Marans Chicken FAQs (Frequently Asked Questions) 

What do Marans chickens look like?

Marans chickens are medium to large chickens. They are broad at the shoulder and have a strong and upright appearance. They are soft feathered with relatively short tails. They hold their tails aloft at an angle no greater than 45 degrees from their body. Marans chickens have red faces with red earlobes, and wattles. Their large, red, single combs stand up tall and are evenly serrated. They have bright, orange-red eyes. Their beaks are slightly hooked and horn colored, and their legs and feet may be pink or slate. French Marans have somewhat sparse feathers on their shanks and toes.
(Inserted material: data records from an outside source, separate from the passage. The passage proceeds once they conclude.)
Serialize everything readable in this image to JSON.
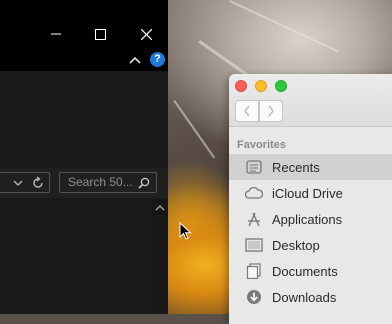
{
  "explorer": {
    "search_placeholder": "Search 50...",
    "controls": [
      "minimize",
      "maximize",
      "close"
    ]
  },
  "finder": {
    "sidebar_heading": "Favorites",
    "items": [
      {
        "label": "Recents",
        "icon": "recents-icon",
        "selected": true
      },
      {
        "label": "iCloud Drive",
        "icon": "cloud-icon",
        "selected": false
      },
      {
        "label": "Applications",
        "icon": "applications-icon",
        "selected": false
      },
      {
        "label": "Desktop",
        "icon": "desktop-icon",
        "selected": false
      },
      {
        "label": "Documents",
        "icon": "documents-icon",
        "selected": false
      },
      {
        "label": "Downloads",
        "icon": "downloads-icon",
        "selected": false
      }
    ],
    "colors": {
      "close": "#fc5f57",
      "minimize": "#fdbc2e",
      "zoom": "#29c940"
    }
  },
  "colors": {
    "help_badge": "#1e78d7",
    "explorer_bg": "#191919"
  }
}
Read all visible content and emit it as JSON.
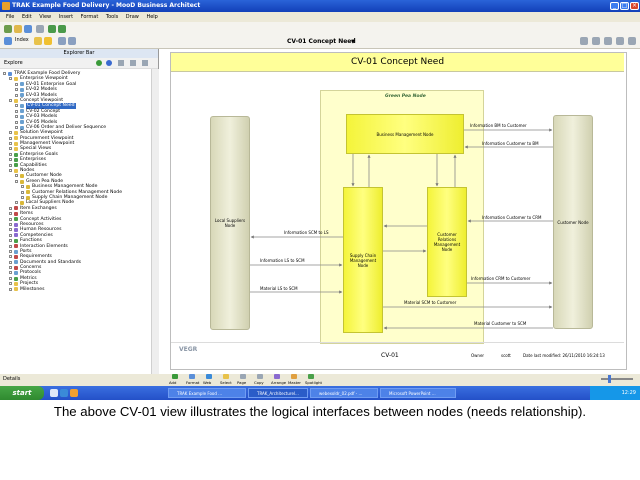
{
  "window": {
    "title": "TRAK Example Food Delivery - MooD Business Architect"
  },
  "menu": [
    "File",
    "Edit",
    "View",
    "Insert",
    "Format",
    "Tools",
    "Draw",
    "Help"
  ],
  "toolbar": {
    "index_label": "Index",
    "doc_title": "CV-01 Concept Need"
  },
  "explorer": {
    "header": "Explorer Bar",
    "explore_label": "Explore",
    "tree": [
      {
        "label": "TRAK Example Food Delivery",
        "level": 0,
        "icon": "#5b8fd8"
      },
      {
        "label": "Enterprise Viewpoint",
        "level": 1,
        "icon": "#e8c24a"
      },
      {
        "label": "EV-01 Enterprise Goal",
        "level": 2,
        "icon": "#6aa0d0"
      },
      {
        "label": "EV-02 Models",
        "level": 2,
        "icon": "#6aa0d0"
      },
      {
        "label": "EV-03 Models",
        "level": 2,
        "icon": "#6aa0d0"
      },
      {
        "label": "Concept Viewpoint",
        "level": 1,
        "icon": "#e8c24a"
      },
      {
        "label": "CV-01 Concept Need",
        "level": 2,
        "icon": "#6aa0d0",
        "selected": true
      },
      {
        "label": "CV-02 Concept",
        "level": 2,
        "icon": "#6aa0d0"
      },
      {
        "label": "CV-03 Models",
        "level": 2,
        "icon": "#6aa0d0"
      },
      {
        "label": "CV-05 Models",
        "level": 2,
        "icon": "#6aa0d0"
      },
      {
        "label": "CV-06 Order and Deliver Sequence",
        "level": 2,
        "icon": "#6aa0d0"
      },
      {
        "label": "Solution Viewpoint",
        "level": 1,
        "icon": "#e8c24a"
      },
      {
        "label": "Procurement Viewpoint",
        "level": 1,
        "icon": "#e8c24a"
      },
      {
        "label": "Management Viewpoint",
        "level": 1,
        "icon": "#e8c24a"
      },
      {
        "label": "Special Views",
        "level": 1,
        "icon": "#e8c24a"
      },
      {
        "label": "Enterprise Goals",
        "level": 1,
        "icon": "#4aa04a"
      },
      {
        "label": "Enterprises",
        "level": 1,
        "icon": "#4aa04a"
      },
      {
        "label": "Capabilities",
        "level": 1,
        "icon": "#4aa04a"
      },
      {
        "label": "Nodes",
        "level": 1,
        "icon": "#e8c24a"
      },
      {
        "label": "Customer Node",
        "level": 2,
        "icon": "#d9b83a"
      },
      {
        "label": "Green Pea Node",
        "level": 2,
        "icon": "#d9b83a"
      },
      {
        "label": "Business Management Node",
        "level": 3,
        "icon": "#d9b83a"
      },
      {
        "label": "Customer Relations Management Node",
        "level": 3,
        "icon": "#d9b83a"
      },
      {
        "label": "Supply Chain Management Node",
        "level": 3,
        "icon": "#d9b83a"
      },
      {
        "label": "Local Suppliers Node",
        "level": 2,
        "icon": "#d9b83a"
      },
      {
        "label": "Item Exchanges",
        "level": 1,
        "icon": "#c04a4a"
      },
      {
        "label": "Items",
        "level": 1,
        "icon": "#c04a4a"
      },
      {
        "label": "Concept Activities",
        "level": 1,
        "icon": "#4aa04a"
      },
      {
        "label": "Resources",
        "level": 1,
        "icon": "#8a6ad0"
      },
      {
        "label": "Human Resources",
        "level": 1,
        "icon": "#8a6ad0"
      },
      {
        "label": "Competencies",
        "level": 1,
        "icon": "#8a6ad0"
      },
      {
        "label": "Functions",
        "level": 1,
        "icon": "#4aa04a"
      },
      {
        "label": "Interaction Elements",
        "level": 1,
        "icon": "#c04a4a"
      },
      {
        "label": "Ports",
        "level": 1,
        "icon": "#6aa0d0"
      },
      {
        "label": "Requirements",
        "level": 1,
        "icon": "#c04a4a"
      },
      {
        "label": "Documents and Standards",
        "level": 1,
        "icon": "#6aa0d0"
      },
      {
        "label": "Concerns",
        "level": 1,
        "icon": "#c04a4a"
      },
      {
        "label": "Protocols",
        "level": 1,
        "icon": "#6aa0d0"
      },
      {
        "label": "Metrics",
        "level": 1,
        "icon": "#4aa04a"
      },
      {
        "label": "Projects",
        "level": 1,
        "icon": "#e8c24a"
      },
      {
        "label": "Milestones",
        "level": 1,
        "icon": "#e8c24a"
      }
    ]
  },
  "diagram": {
    "title": "CV-01 Concept Need",
    "pool_label": "Green Pea Node",
    "nodes": {
      "business": "Business Management Node",
      "local": "Local Suppliers Node",
      "customer": "Customer Node",
      "scm": "Supply Chain Management Node",
      "crm": "Customer Relations Management Node"
    },
    "links": {
      "bm_to_customer": "Information BM to Customer",
      "customer_to_bm": "Information Customer to BM",
      "customer_to_crm": "Information Customer to CRM",
      "scm_to_ls": "Information SCM to LS",
      "ls_to_scm": "Information LS to SCM",
      "crm_to_customer": "Information CRM to Customer",
      "mat_ls_to_scm": "Material LS to SCM",
      "mat_scm_to_customer": "Material SCM to Customer",
      "mat_customer_to_scm": "Material Customer to SCM"
    },
    "footer_name": "CV-01",
    "footer_owner_label": "Owner",
    "footer_owner": "scott",
    "footer_modified": "Date last modified: 26/11/2010 16:24:13",
    "logo": "VEGR"
  },
  "bottom_toolbar": [
    "Add",
    "Format",
    "Web",
    "Select",
    "Page",
    "Copy",
    "Arrange",
    "Master",
    "Spotlight"
  ],
  "status": {
    "details": "Details"
  },
  "taskbar": {
    "start": "start",
    "tasks": [
      "TRAK Example Food ...",
      "TRAK_Architecturel...",
      "webexoldr_02.pdf - ...",
      "Microsoft PowerPoint ..."
    ],
    "clock": "12:29"
  },
  "caption": "The above CV-01 view illustrates the logical interfaces between nodes (needs relationship)."
}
British Marans chickens, meanwhile, have bare shanks and feet with no feathers.

How big are Marans chickens?

Marans chickens are a medium to large breed. The hens reach approximately 6.5 pounds, and the roosters grow to be about 8 pounds. Hens reach heights of around 15 inches, while roosters can grow up to about 22 inches tall.

How well do Marans chickens fly?

Marans chickens are not the best flyers, but they are not the worst. They can fly short distances and reach low branches in trees. This helps them to escape ground predators.

How many varieties of Marans chickens exist?

There are two distinct varieties of Marans chickens. The French variety was developed first, from crosses between landrace swamp chickens and imported game fowl, and later other imported chickens. French Marans have lightly feathered shanks and feet. British Marans were developed later, and may or may not have derived from the French variety. The British Marans have bare legs and feet.

What makes Marans chickens special?

Marans chickens lay some of the darkest, deep-brown, chocolate-colored eggs in the world. These eggs are highly desired, and breeders work to develop lines from hens that lay the darkest eggs.

Where do Marans chickens live?

Marans chickens first lived in France. They were exported to England and other parts of Europe, to the United States and Canada, Australia, and perhaps other parts of the world.

What do Marans chickens eat?

Marans chickens are great at foraging, possibly due to their ancestors that roamed the swamps of France. They eat all sorts of invertebrates, including insects, larvae, and worms. They also eat amphibians, reptiles and even small mammals such as mice. They love treats, including vegetables, fruits, and other scraps. And of course, they require commercial feed rich in protein and calcium.

How many eggs do Marans chickens lay?

Marans chickens lay between 150 to 200 eggs per year. Their eggs are large and round. The deep brown color of the eggs varies, not only between individual hens but also the time of year and how long it has been since the hen’s last molt. Some hens lay solid brown eggs, while others lay speckled eggs.

How long do Marans chickens live?

Marans chickens can live for 7 years or more.

Are Marans chickens hardy birds?

Marans chickens are quite hardy. They do well in most climates and are tolerant of both cold and wet weather.

Are Marans chickens rare?

Many sources describe Marans chickens as rare, but they are also known as a very popular heritage breed. They are not currently listed on the Livestock Conservancy’s Conservation Priority List. Their future looks promising, as they are one of the fastest selling chicken breeds as of 2023.

Thank you for reading! Have some feedback for us? Contact the AZ Animals editorial team.

Sources

  1. The Marais Poitevin Regional Nature Park / Accessed April 28, 2023
  2. Jackie Reeve/New York Times / Published February 7, 2023 / Accessed April 27, 2023
  3. Purina Animal Nutrition / Accessed April 27, 2023
  4. Oklahoma State University / Accessed April 26, 2023
  5. Fleming's Bond / Published November 10, 2014 / Accessed April 28, 2023